The ongoing critical situation for short-supply drugs is attracting increased attention from Congress, with the House Committee on oversight and Government Reform holding a hearing in early October. The ranking minority member, Rep. Elijah Cummings (D-MD), has sent letters to what were called “gray market” distributors, wanting to investigate the claims of exorbitant price hikes in short supply drugs, an issue that Premier, Inc., a leading GPO, highlighted in August with a report claiming “price gouging,” with average offers of 650% being made. A couple weeks earlier, FDA Center for Drug Evaluation and Research (CDER) held a public meeting on the subject as well.
There is no question that the current drug-shortage situation is real, and is not quickly being resolved. But the claims of gouging are a lot harder to substantiate, based on testimony provided by the University of Utah Drug Information Service (which has a contract with the Novation GPO to track drug supplies for hospitals), the American Hospital Assn. (which surveyed members in June) and in consultations with the House committee held by representatives of the National Coalition of Pharmaceutical Distributors (NCPD; Washington).
At the CDER meeting, the University of Utah group presented data that 210 drugs were currently in short supply (which is actually down by one from 2010); and that manufacturing issued were the source of only 23% of current shortages, while 55% had “unknown” causes. (Problems with FDA inspections shutting down production have been one of the causes cited earlier.) The group also cites a “fragile” supply chain, with fewer suppliers (many of the products are single-sourced generics); and tighter inventories (an unintended consequence of the limits on inventories that most wholesalers have instituted in the past decade); among other factors.
AHA noted that only 23% of members surveyed “always” or “frequently” get notices of upcoming shortages; the majority “rarely” or “never” are informed. And 99% of hospitals have had a shortage situation in the first six months of this year, with 44% having 21 or more shortages. But one of their other data points is revealing: 85% of respondents have “purchased excess inventory” of short-supply drugs—which itself can intensify a short-supply situation.
Meanwhile, NCPD, whose members are small independent wholesalers, is fighting the accusation that they are “hoarding” drugs and then turning around and “gouging” customers. First of all, says Karen Moody, NCPD president, independent distributors are inherently unable to accumulate excess inventory, because their businesses generally run on a short inventory cycle themselves—and one of the interesting attributes of generic-drug distribution is that unless a distributor has an ADR (authorized distributor of record) arrangement with a manufacturer, they are unable to return expired or unused product.
The pricing issue cuts both ways: Pat Earl, a distributor affiliated with NCPD, notes that one of the short-supply drugs, propofol (an anesthetic needed for surgery), has a wholesale acquisition cost of around $5.60 per 20-ml vial, while its GPO price can be as low as 48 cents—a 92% discount. Factor in distributors buying at the WAC price and adding in the cost of overnight shipping to make an emergency delivery, and prices increases of 1,000% or more over the “contract” price can be seen. (Another well-known attribute of the US’s drug distribution system is that except in out-of-the-ordinary situations, buyers don’t pay delivery charges for shipments.)

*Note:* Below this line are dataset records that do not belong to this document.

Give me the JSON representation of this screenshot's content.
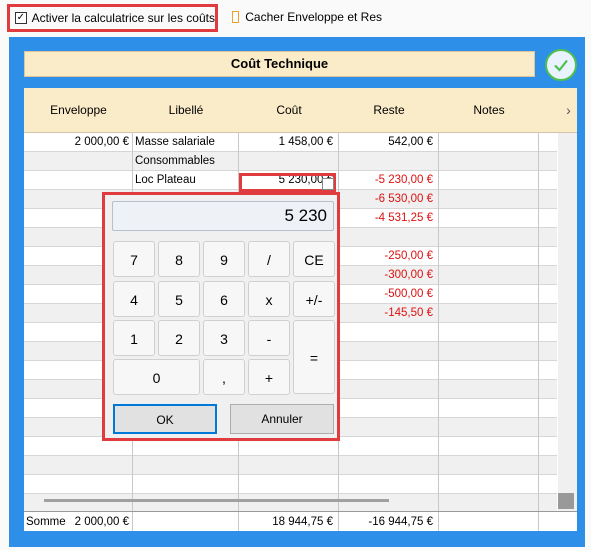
{
  "options": {
    "calc_label": "Activer la calculatrice sur les coûts",
    "calc_checked": "✓",
    "hide_label": "Cacher Enveloppe et Res"
  },
  "panel": {
    "title": "Coût Technique"
  },
  "table": {
    "headers": [
      "Enveloppe",
      "Libellé",
      "Coût",
      "Reste",
      "Notes"
    ],
    "rows": [
      {
        "env": "2 000,00 €",
        "lib": "Masse salariale",
        "cout": "1 458,00 €",
        "reste": "542,00 €",
        "red": false
      },
      {
        "env": "",
        "lib": "Consommables",
        "cout": "",
        "reste": "",
        "red": false
      },
      {
        "env": "",
        "lib": "Loc Plateau",
        "cout": "5 230,00 €",
        "reste": "-5 230,00 €",
        "red": true
      },
      {
        "env": "",
        "lib": "",
        "cout": "",
        "reste": "-6 530,00 €",
        "red": true
      },
      {
        "env": "",
        "lib": "",
        "cout": "",
        "reste": "-4 531,25 €",
        "red": true
      },
      {
        "env": "",
        "lib": "",
        "cout": "",
        "reste": "",
        "red": false
      },
      {
        "env": "",
        "lib": "",
        "cout": "",
        "reste": "-250,00 €",
        "red": true
      },
      {
        "env": "",
        "lib": "",
        "cout": "",
        "reste": "-300,00 €",
        "red": true
      },
      {
        "env": "",
        "lib": "",
        "cout": "",
        "reste": "-500,00 €",
        "red": true
      },
      {
        "env": "",
        "lib": "",
        "cout": "",
        "reste": "-145,50 €",
        "red": true
      }
    ],
    "sum": {
      "label": "Somme",
      "env": "2 000,00 €",
      "cout": "18 944,75 €",
      "reste": "-16 944,75 €"
    }
  },
  "calculator": {
    "display": "5 230",
    "keys": [
      "7",
      "8",
      "9",
      "/",
      "CE",
      "4",
      "5",
      "6",
      "x",
      "+/-",
      "1",
      "2",
      "3",
      "-",
      "=",
      "0",
      ",",
      "+"
    ],
    "ok_label": "OK",
    "cancel_label": "Annuler"
  }
}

Further, while the Premier report cited a high volume of solicitations from purported sources of short-supply drugs, Moody can offer a comparable high volume of requests from hospital pharmacy directors—more evidence of a real shortage, but also one indicative of buy-side as well as sell-side pressure. “Independent distributors like us exist to fill gaps in supply from the major wholesalers, who are our primary sources of supply, and the rigidity of current buyer-supplier relationships. But we exist by meeting our customers’ requests, and not by abusing them with exorbitant prices.”